Tomorrow, Marriage Stones of Today…
June 27, 2008 07:14 - Modern Marriage Stones
As you've read over the last posts, Scottish marriage stones were once quite fashionable as a means of recording a marriage and the home the couple lived in.
The thought might be stirring around in your mind that you, too, could have a marriage stone.
I've not been able to collect any details, but Prince Charles and Camille were presented with a larger than life marriage stone, which sits in a garden somewhere in the United Kingdom.
If they can, so can you. Yours might be carved in wood or stone. Using a stone from Scotland would be quite appropriate. But one the two of you collect together would be less expensive and possibly more memorable. It could be from a favorite spot, your wedding venue, the honeymoon location, or even the yard of your first home,
The possibilities are endless, limited only by your own imagination and pocket-book.
If you do decide to create one, I'd look to see a photo.
Coming Monday, David Strathairn, American actor, Scottish heritage…
June 30, 2008 09:14 - David Strathairn, American Actor
David Strathairn is one of my favorite American actors. His presence in movies has slowly grown on me over the years, beginning in Eight Men Out in 1988.
My all time favorite is Erwin 'Whistler' Emory, in Sneakers. As a blind geek, Whistler drove the rescue step-van across a parking lot with Robert Redford giving him directions via a walkie-talkie.
Other movie I've enjoyed him in ~
- The Firm (1983), as the jailbird brother of Tom Cruise
- Memphis Belle (1990), as the airbase commander
- Delores Claiborne (1995), as the low-life husband
- A Midsummer Night's Dream (1999), as Theseus

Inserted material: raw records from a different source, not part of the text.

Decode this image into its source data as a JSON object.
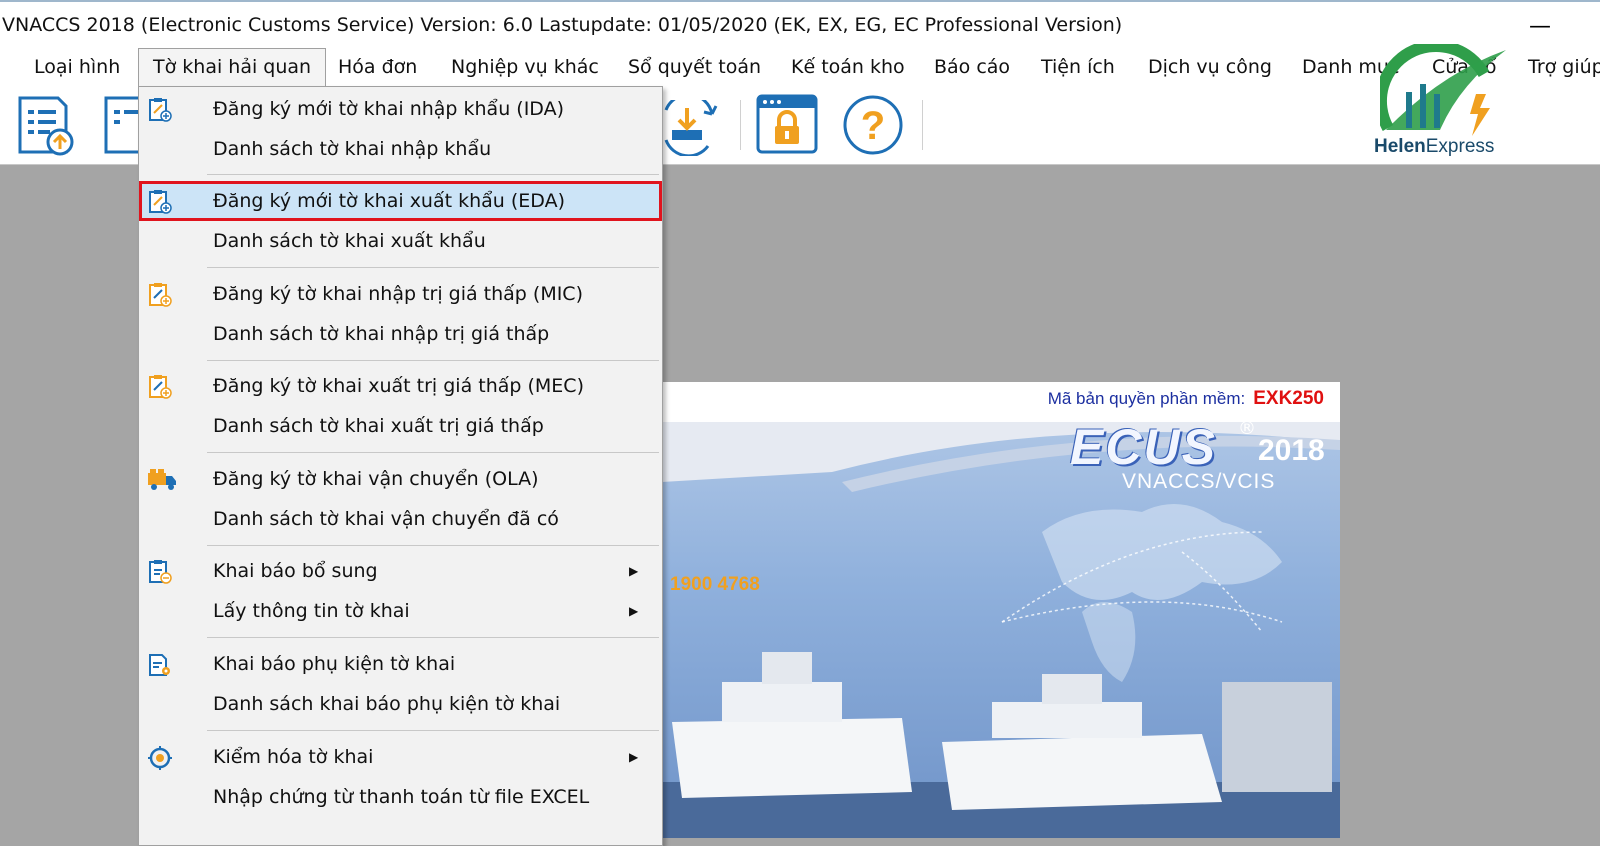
{
  "window": {
    "title": "VNACCS 2018 (Electronic Customs Service) Version: 6.0 Lastupdate: 01/05/2020 (EK, EX, EG, EC Professional Version)",
    "minimize_glyph": "—"
  },
  "menubar": {
    "items": [
      {
        "label": "Loại hình"
      },
      {
        "label": "Tờ khai hải quan"
      },
      {
        "label": "Hóa đơn"
      },
      {
        "label": "Nghiệp vụ khác"
      },
      {
        "label": "Sổ quyết toán"
      },
      {
        "label": "Kế toán kho"
      },
      {
        "label": "Báo cáo"
      },
      {
        "label": "Tiện ích"
      },
      {
        "label": "Dịch vụ công"
      },
      {
        "label": "Danh mục"
      },
      {
        "label": "Cửa sổ"
      },
      {
        "label": "Trợ giúp"
      }
    ],
    "active_index": 1
  },
  "toolbar": {
    "icons": [
      "import-declaration-icon",
      "export-declaration-icon",
      "download-icon",
      "lock-window-icon",
      "help-icon"
    ],
    "help_glyph": "?"
  },
  "logo": {
    "brand": "Helen",
    "brand_suffix": "Express"
  },
  "dropdown": {
    "items": [
      {
        "label": "Đăng ký mới tờ khai nhập khẩu (IDA)",
        "icon": "register-declaration-icon"
      },
      {
        "label": "Danh sách tờ khai nhập khẩu"
      },
      {
        "label": "Đăng ký mới tờ khai xuất khẩu (EDA)",
        "icon": "register-declaration-icon",
        "selected": true
      },
      {
        "label": "Danh sách tờ khai xuất khẩu"
      },
      {
        "label": "Đăng ký tờ khai nhập trị giá thấp (MIC)",
        "icon": "register-declaration-icon"
      },
      {
        "label": "Danh sách tờ khai nhập trị giá thấp"
      },
      {
        "label": "Đăng ký tờ khai xuất trị giá thấp (MEC)",
        "icon": "register-declaration-icon"
      },
      {
        "label": "Danh sách tờ khai xuất trị giá thấp"
      },
      {
        "label": "Đăng ký tờ khai vận chuyển (OLA)",
        "icon": "truck-icon"
      },
      {
        "label": "Danh sách tờ khai vận chuyển đã có"
      },
      {
        "label": "Khai báo bổ sung",
        "icon": "supplement-declaration-icon",
        "submenu": true
      },
      {
        "label": "Lấy thông tin tờ khai",
        "submenu": true
      },
      {
        "label": "Khai báo phụ kiện tờ khai",
        "icon": "attachment-declaration-icon"
      },
      {
        "label": "Danh sách khai báo phụ kiện tờ khai"
      },
      {
        "label": "Kiểm hóa tờ khai",
        "icon": "inspection-icon",
        "submenu": true
      },
      {
        "label": "Nhập chứng từ thanh toán từ file EXCEL"
      }
    ],
    "submenu_glyph": "▶"
  },
  "splash": {
    "license_label": "Mã bản quyền phần mềm:",
    "license_code": "EXK250",
    "product": "ECUS",
    "registered": "®",
    "year": "2018",
    "subtitle": "VNACCS/VCIS",
    "hotline": "1900 4768"
  },
  "colors": {
    "menu_highlight": "#cce4f7",
    "selection_outline": "#e0141e",
    "icon_blue": "#1e6fb5",
    "icon_orange": "#f0a020"
  }
}
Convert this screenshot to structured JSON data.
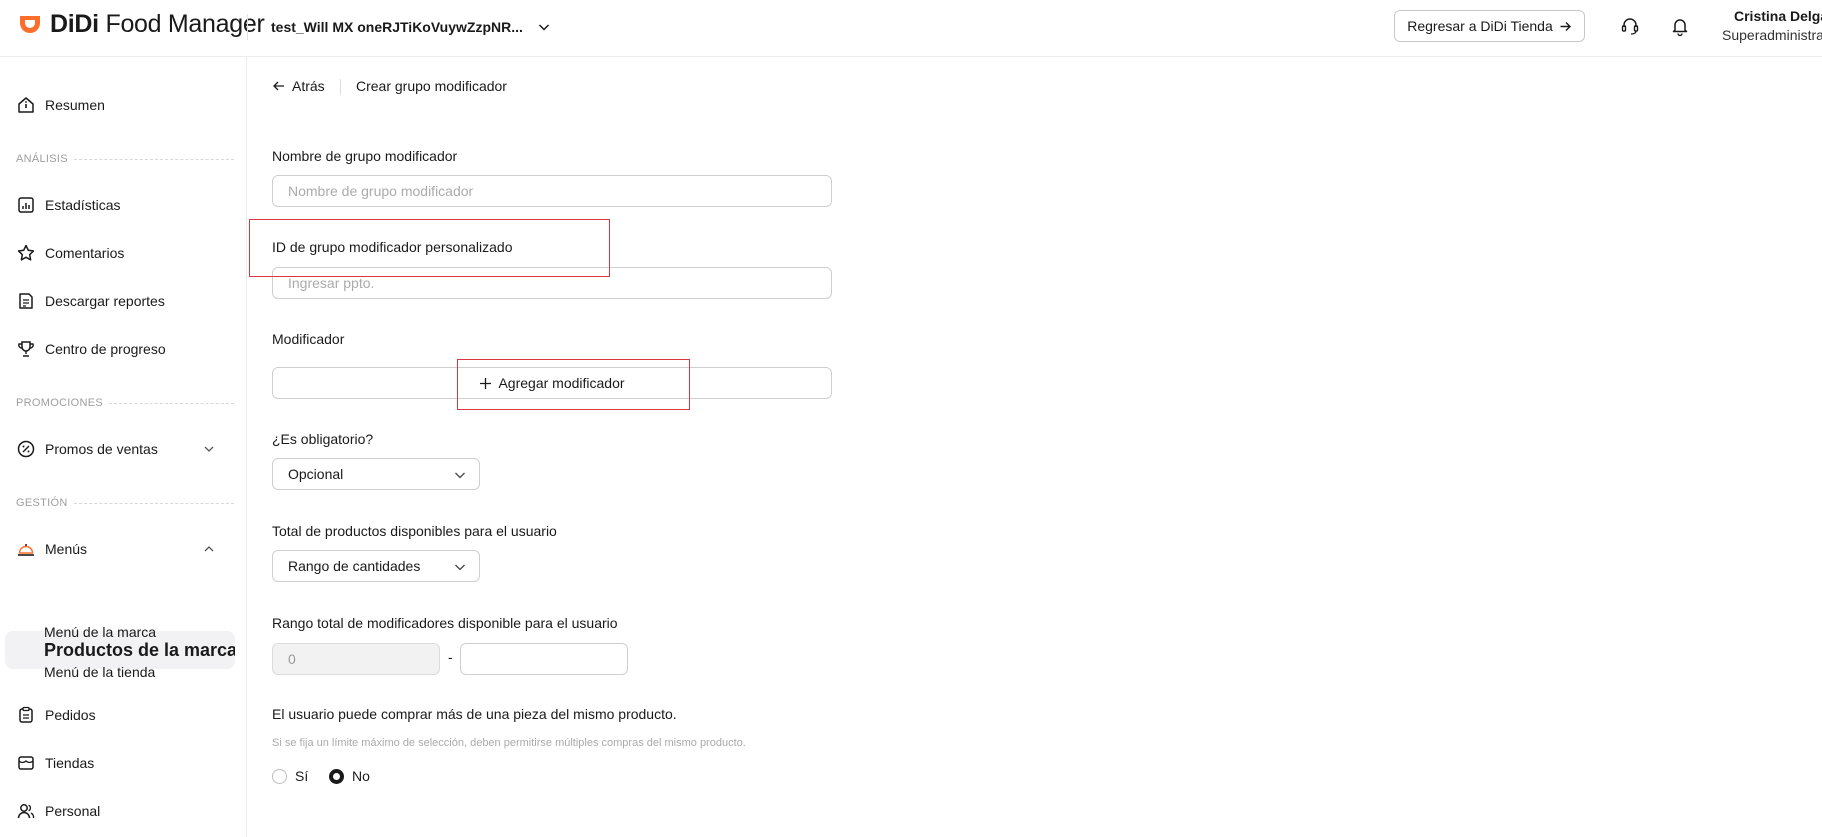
{
  "header": {
    "logo_brand": "DiDi",
    "logo_product": "Food Manager",
    "store_name": "test_Will MX oneRJTiKoVuywZzpNR...",
    "back_to_store_label": "Regresar a DiDi Tienda",
    "user_name": "Cristina Delgado",
    "user_role": "Superadministrador"
  },
  "sidebar": {
    "summary": "Resumen",
    "section_analysis": "ANÁLISIS",
    "statistics": "Estadísticas",
    "comments": "Comentarios",
    "download_reports": "Descargar reportes",
    "progress_center": "Centro de progreso",
    "section_promotions": "PROMOCIONES",
    "sales_promos": "Promos de ventas",
    "section_management": "GESTIÓN",
    "menus": "Menús",
    "brand_products": "Productos de la marca",
    "brand_menu": "Menú de la marca",
    "store_menu": "Menú de la tienda",
    "orders": "Pedidos",
    "stores": "Tiendas",
    "staff": "Personal"
  },
  "breadcrumb": {
    "back_label": "Atrás",
    "title": "Crear grupo modificador"
  },
  "form": {
    "group_name_label": "Nombre de grupo modificador",
    "group_name_placeholder": "Nombre de grupo modificador",
    "custom_id_label": "ID de grupo modificador personalizado",
    "custom_id_placeholder": "Ingresar ppto.",
    "modifier_label": "Modificador",
    "add_modifier_label": "Agregar modificador",
    "required_label": "¿Es obligatorio?",
    "required_value": "Opcional",
    "total_products_label": "Total de productos disponibles para el usuario",
    "total_products_value": "Rango de cantidades",
    "range_label": "Rango total de modificadores disponible para el usuario",
    "range_min": "0",
    "range_separator": "-",
    "range_max": "",
    "multi_buy_label": "El usuario puede comprar más de una pieza del mismo producto.",
    "multi_buy_helper": "Si se fija un límite máximo de selección, deben permitirse múltiples compras del mismo producto.",
    "option_yes": "Sí",
    "option_no": "No",
    "selected_option": "No"
  },
  "colors": {
    "brand_orange": "#fc6e2b",
    "highlight_red": "#d9363e",
    "active_nav_bg": "#f2f2f4"
  }
}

- Good Night and Good Luck (2005), as Edward R. Morrow
- We Are Marshall (2006), as Marshall University President
- The Bourne Ultimatum (2007) as Deputy Director Noah Vosen
Image courtesy Wikipedia
Though I've not seen The Spiderwick Chronicles (2008) yet, I'm looking forward to his role as Arthur Spiderwick.
David is known for delivering a powerful, yet understated, performance.
His paternal grandfather, Thomas Scott Strathairn was from Crieff, in Perthshire. This ancestry, along with a paternal Hawaiian grandmother, explains his dark, craggy good looks.
The name 'Strathearn' means the valley of the River Earn, which runs from Loch Earn, past Perth and Dundee, to the Firth of Tay on the North Sea.
David's family would wear the Strathearn District Tartan WR1890.
Strathearn District tartan WR1890
Edward, the Duke of Kent and of Strathearn, father of Queen Victoria, wore the Strathearn tartan. As Colonel of the Royal Scots Regiment from 1801 to 1821, he attempted to dress the regiment in his tartan. The Comrie Pipe Band, located in the Strathearn District, wears the Strathearn tartan.
Tomorrow, July Highland Games…